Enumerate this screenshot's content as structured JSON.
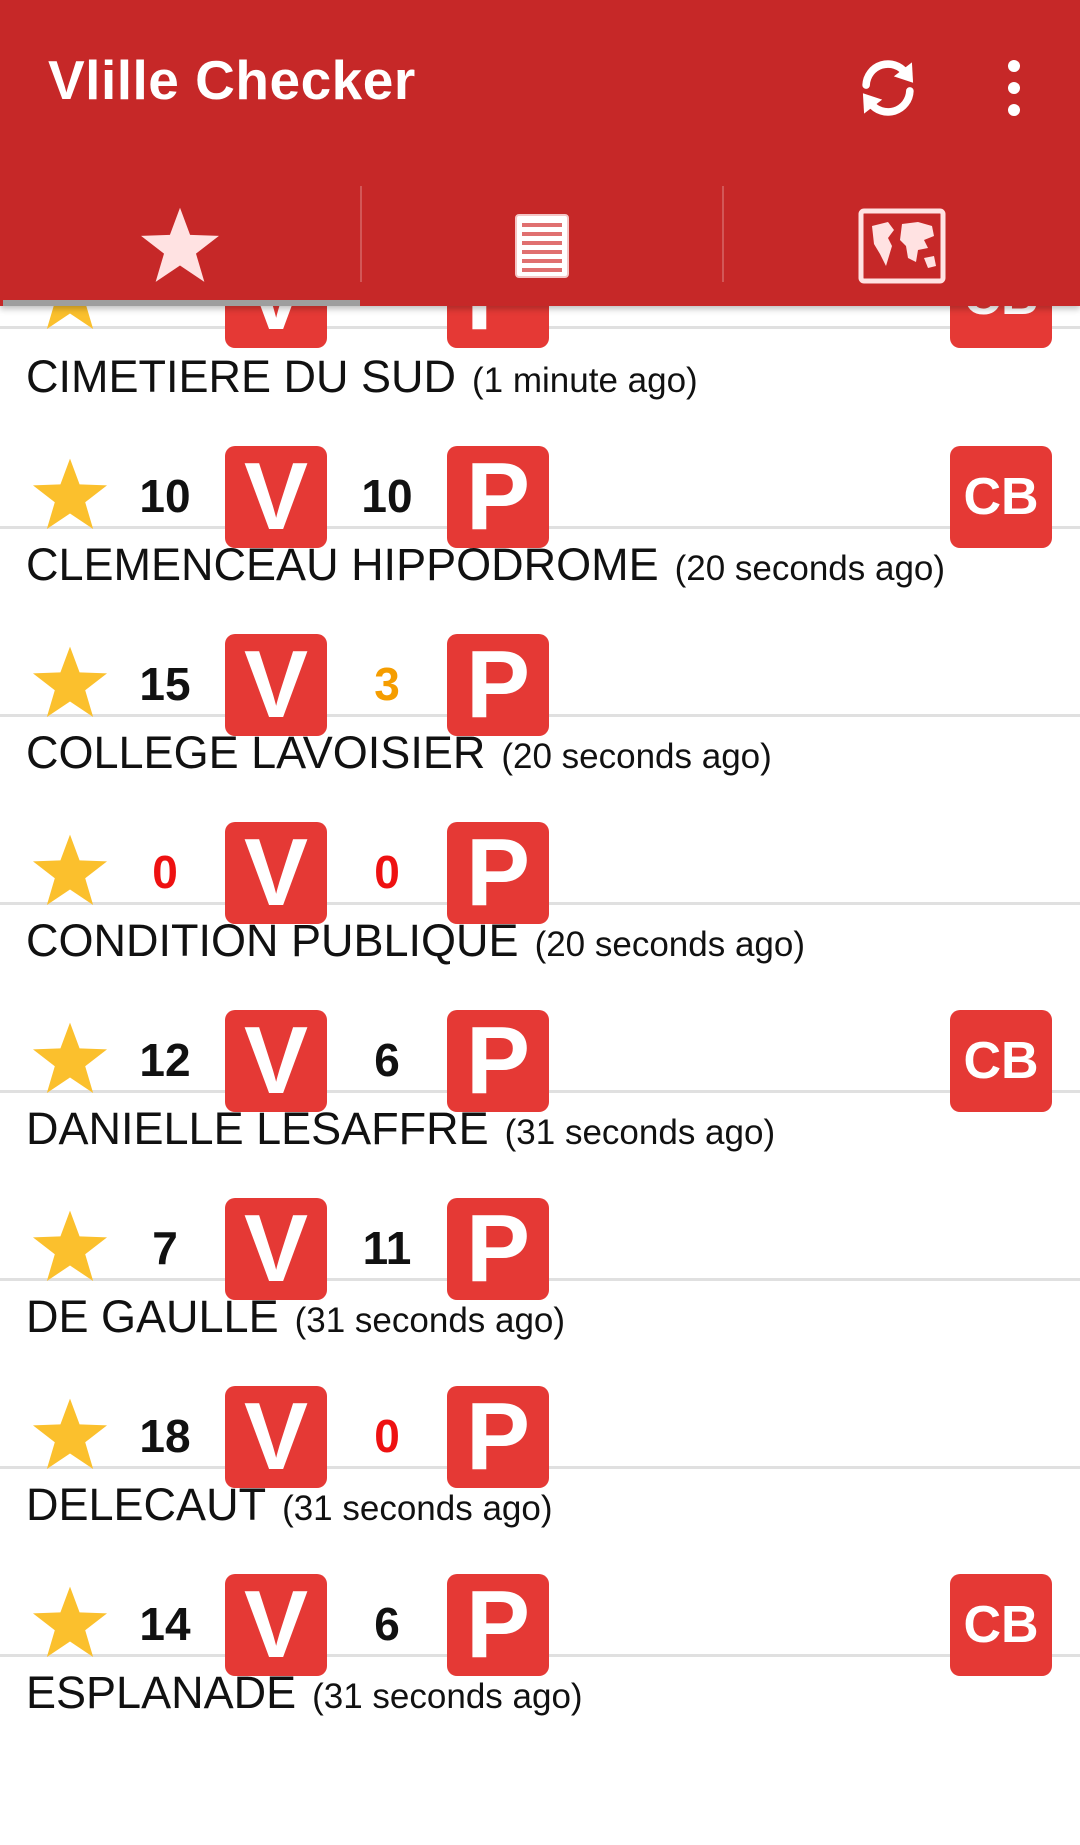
{
  "app": {
    "title": "Vlille Checker",
    "actions": {
      "refresh_icon": "refresh-icon",
      "more_icon": "more-vert-icon"
    },
    "tabs": [
      {
        "icon": "star-icon",
        "selected": true
      },
      {
        "icon": "list-icon",
        "selected": false
      },
      {
        "icon": "map-icon",
        "selected": false
      }
    ]
  },
  "colors": {
    "appbar": "#c62828",
    "badge": "#e53935",
    "star": "#fbc02d",
    "count_low": "#f59d00",
    "count_zero": "#ee1111"
  },
  "badges": {
    "bikes": "V",
    "parking": "P",
    "card": "CB"
  },
  "stations": [
    {
      "name": "",
      "ago": "",
      "bikes": "",
      "parks": "",
      "cb": true
    },
    {
      "name": "CIMETIERE DU SUD",
      "ago": "(1 minute ago)",
      "bikes": "10",
      "parks": "10",
      "cb": true
    },
    {
      "name": "CLEMENCEAU HIPPODROME",
      "ago": "(20 seconds ago)",
      "bikes": "15",
      "parks": "3",
      "cb": false
    },
    {
      "name": "COLLEGE LAVOISIER",
      "ago": "(20 seconds ago)",
      "bikes": "0",
      "parks": "0",
      "cb": false
    },
    {
      "name": "CONDITION PUBLIQUE",
      "ago": "(20 seconds ago)",
      "bikes": "12",
      "parks": "6",
      "cb": true
    },
    {
      "name": "DANIELLE LESAFFRE",
      "ago": "(31 seconds ago)",
      "bikes": "7",
      "parks": "11",
      "cb": false
    },
    {
      "name": "DE GAULLE",
      "ago": "(31 seconds ago)",
      "bikes": "18",
      "parks": "0",
      "cb": false
    },
    {
      "name": "DELECAUT",
      "ago": "(31 seconds ago)",
      "bikes": "14",
      "parks": "6",
      "cb": true
    },
    {
      "name": "ESPLANADE",
      "ago": "(31 seconds ago)",
      "bikes": "",
      "parks": "",
      "cb": false
    }
  ]
}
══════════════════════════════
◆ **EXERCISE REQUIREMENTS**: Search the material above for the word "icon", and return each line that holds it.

◆ **SOLUTION TO THE EXERCISE**:
      "refresh_icon": "refresh-icon",
      "more_icon": "more-vert-icon"
        "icon": "star-icon",
        "icon": "list-icon",
        "icon": "map-icon",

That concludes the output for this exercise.